Now the door opens on a real property tax
WHEN the Fine Gael-Labour Coalition came to power a year ago the country was deep in an economic bog. Among the Government's most pressing needs was reform of taxation -- reform which would increase revenue and would also be fair.
The country is still in the bog. The need for reform is undeniable.
But one of the methods employed, the €100 household charge which must be paid by March 31, does not pass the test of fairness. It will apply at the same rate to every household in the land regardless of means.
Its only justification is as a kind of "dry run" for the next step, a residential property tax based on site value. Most economists will approve of this move.

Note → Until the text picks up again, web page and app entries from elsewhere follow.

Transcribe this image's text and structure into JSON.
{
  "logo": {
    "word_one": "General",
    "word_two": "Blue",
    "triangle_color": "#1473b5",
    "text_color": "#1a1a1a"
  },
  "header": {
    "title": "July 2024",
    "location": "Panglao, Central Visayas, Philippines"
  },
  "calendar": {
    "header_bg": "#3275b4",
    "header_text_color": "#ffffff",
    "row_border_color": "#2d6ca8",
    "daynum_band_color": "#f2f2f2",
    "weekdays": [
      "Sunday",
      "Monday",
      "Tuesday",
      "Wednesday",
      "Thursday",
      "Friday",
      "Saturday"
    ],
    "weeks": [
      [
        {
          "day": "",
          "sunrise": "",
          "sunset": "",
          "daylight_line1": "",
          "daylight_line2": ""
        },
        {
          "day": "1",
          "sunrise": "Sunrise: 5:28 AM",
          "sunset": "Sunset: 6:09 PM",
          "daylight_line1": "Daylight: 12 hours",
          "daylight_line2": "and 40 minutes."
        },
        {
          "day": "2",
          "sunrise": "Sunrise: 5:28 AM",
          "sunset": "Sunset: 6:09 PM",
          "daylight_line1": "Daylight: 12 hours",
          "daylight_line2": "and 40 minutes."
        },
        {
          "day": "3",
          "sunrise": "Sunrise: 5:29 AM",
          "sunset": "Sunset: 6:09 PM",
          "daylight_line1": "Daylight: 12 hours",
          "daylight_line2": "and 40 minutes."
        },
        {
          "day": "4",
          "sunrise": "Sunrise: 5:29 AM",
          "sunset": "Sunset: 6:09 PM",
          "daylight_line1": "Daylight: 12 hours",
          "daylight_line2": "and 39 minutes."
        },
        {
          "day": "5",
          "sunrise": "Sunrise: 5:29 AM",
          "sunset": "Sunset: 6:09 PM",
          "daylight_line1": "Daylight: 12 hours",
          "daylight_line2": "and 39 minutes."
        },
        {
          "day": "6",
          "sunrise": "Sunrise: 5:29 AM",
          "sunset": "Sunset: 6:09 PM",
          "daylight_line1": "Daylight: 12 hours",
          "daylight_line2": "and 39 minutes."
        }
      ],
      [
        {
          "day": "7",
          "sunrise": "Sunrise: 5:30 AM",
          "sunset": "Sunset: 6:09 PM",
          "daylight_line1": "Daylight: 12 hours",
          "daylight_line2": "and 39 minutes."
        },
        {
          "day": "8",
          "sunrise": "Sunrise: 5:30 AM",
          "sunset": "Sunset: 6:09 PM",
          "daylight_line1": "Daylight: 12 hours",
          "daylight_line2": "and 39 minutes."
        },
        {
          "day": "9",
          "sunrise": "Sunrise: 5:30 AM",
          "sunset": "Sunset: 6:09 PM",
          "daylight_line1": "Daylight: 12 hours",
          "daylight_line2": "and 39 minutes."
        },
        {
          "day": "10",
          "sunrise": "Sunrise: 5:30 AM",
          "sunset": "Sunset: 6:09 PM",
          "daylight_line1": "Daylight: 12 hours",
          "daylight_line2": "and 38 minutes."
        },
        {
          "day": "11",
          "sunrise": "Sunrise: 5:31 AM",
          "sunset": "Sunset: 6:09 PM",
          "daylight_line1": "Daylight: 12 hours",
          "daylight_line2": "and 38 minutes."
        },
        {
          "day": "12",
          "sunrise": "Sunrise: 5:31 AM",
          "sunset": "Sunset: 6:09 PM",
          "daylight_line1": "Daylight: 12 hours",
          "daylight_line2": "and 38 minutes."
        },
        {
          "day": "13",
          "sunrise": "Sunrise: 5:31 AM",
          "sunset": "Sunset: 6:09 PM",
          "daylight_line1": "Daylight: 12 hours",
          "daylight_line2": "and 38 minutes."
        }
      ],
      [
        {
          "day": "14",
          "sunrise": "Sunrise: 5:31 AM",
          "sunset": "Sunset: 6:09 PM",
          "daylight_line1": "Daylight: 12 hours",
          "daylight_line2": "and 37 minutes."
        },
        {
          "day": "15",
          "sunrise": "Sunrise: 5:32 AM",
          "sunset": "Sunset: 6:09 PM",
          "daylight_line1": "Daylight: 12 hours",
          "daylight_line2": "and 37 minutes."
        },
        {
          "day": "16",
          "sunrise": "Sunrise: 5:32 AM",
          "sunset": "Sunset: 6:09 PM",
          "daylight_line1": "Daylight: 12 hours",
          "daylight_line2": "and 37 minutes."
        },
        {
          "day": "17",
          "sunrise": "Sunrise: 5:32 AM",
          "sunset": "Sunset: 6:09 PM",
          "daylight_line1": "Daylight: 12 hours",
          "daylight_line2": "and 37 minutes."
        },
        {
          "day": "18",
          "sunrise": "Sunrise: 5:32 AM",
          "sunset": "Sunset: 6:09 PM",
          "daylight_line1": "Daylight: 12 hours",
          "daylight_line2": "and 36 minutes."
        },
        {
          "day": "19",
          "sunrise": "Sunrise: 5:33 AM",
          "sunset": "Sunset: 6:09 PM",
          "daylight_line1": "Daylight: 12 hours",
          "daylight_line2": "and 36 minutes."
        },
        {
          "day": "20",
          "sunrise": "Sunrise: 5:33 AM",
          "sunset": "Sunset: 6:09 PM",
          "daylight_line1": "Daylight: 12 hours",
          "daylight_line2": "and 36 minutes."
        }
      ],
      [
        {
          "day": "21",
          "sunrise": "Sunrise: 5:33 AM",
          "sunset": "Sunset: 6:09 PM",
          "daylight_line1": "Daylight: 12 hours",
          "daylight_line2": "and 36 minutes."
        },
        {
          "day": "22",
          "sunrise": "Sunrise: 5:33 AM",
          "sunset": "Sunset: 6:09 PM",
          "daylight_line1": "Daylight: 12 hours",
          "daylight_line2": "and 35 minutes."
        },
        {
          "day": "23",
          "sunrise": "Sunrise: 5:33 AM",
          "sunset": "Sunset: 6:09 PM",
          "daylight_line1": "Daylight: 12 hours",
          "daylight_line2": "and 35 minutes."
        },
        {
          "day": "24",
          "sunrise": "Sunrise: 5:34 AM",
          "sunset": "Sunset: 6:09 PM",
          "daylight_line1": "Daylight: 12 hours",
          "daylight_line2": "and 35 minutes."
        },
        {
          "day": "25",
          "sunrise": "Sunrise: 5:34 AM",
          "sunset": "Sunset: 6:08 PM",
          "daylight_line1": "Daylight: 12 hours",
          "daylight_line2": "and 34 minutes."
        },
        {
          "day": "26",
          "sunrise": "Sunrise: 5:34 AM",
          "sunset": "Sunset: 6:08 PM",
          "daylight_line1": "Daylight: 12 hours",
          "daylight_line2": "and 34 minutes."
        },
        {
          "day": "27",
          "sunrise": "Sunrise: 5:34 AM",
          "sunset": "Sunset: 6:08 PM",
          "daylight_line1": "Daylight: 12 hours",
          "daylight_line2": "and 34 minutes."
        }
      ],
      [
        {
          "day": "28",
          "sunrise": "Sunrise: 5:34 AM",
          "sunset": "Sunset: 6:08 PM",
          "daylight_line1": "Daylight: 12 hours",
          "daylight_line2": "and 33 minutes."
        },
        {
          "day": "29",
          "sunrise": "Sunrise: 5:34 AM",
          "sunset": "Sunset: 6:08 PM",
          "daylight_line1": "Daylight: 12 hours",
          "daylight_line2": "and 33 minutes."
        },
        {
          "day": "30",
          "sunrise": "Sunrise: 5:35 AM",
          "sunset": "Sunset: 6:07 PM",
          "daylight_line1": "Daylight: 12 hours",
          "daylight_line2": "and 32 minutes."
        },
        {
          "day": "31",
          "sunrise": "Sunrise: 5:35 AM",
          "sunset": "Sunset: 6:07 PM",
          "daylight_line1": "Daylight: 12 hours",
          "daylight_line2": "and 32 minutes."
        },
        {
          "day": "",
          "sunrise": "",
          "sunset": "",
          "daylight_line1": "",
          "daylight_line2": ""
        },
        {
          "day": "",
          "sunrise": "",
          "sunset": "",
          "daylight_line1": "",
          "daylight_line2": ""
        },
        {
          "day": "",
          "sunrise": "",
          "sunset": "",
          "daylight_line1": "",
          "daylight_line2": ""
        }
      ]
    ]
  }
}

Its opponents, however, see it as an opportunity presented to them by the Government.
They have mounted a campaign urging householders not to register for the tax. Immune as they are to logical argument, they appear to see no absurdity in people who call themselves socialists opposing a tax on property. A much more serious issue is the clumsiness with which the Government has handled the question.
At no time has it explained the point of introducing the household charge at this juncture. Instead of making it easy to register, it has made it remarkably inconvenient. It has taken risks, if only minor risks, for an extraordinarily small potential gain, €160m a year. And it has advanced no argument based on principles of taxation.
Clearly the reason is that it has, as yet, no rational argument to back its actions.
The need to raise money is undeniable, but we could now face endless and pointless disputes about every aspect of property tax, above all the revenue it raises.
There is speculation that it will amount to €200 -- €300 per house and add upwards of €400m to the Government's income.
Such figures must derive from the use of fingers and backs of envelopes.
In the real world, we could find ourselves paying much more. Householders in many countries pay a great deal more.
In terms of present problems, the Government must stand firm and insist on collecting the due revenue. In the longer perspective, it needs to take a deep look at our unsatisfactory taxation system.
It cannot retrieve the losses, the destruction of wealth, suffered in the economic crash. It will continue to have policies, often unpalatable, forced upon it from outside.
But nothing stops it from devising a system of taxation that is both just and efficient.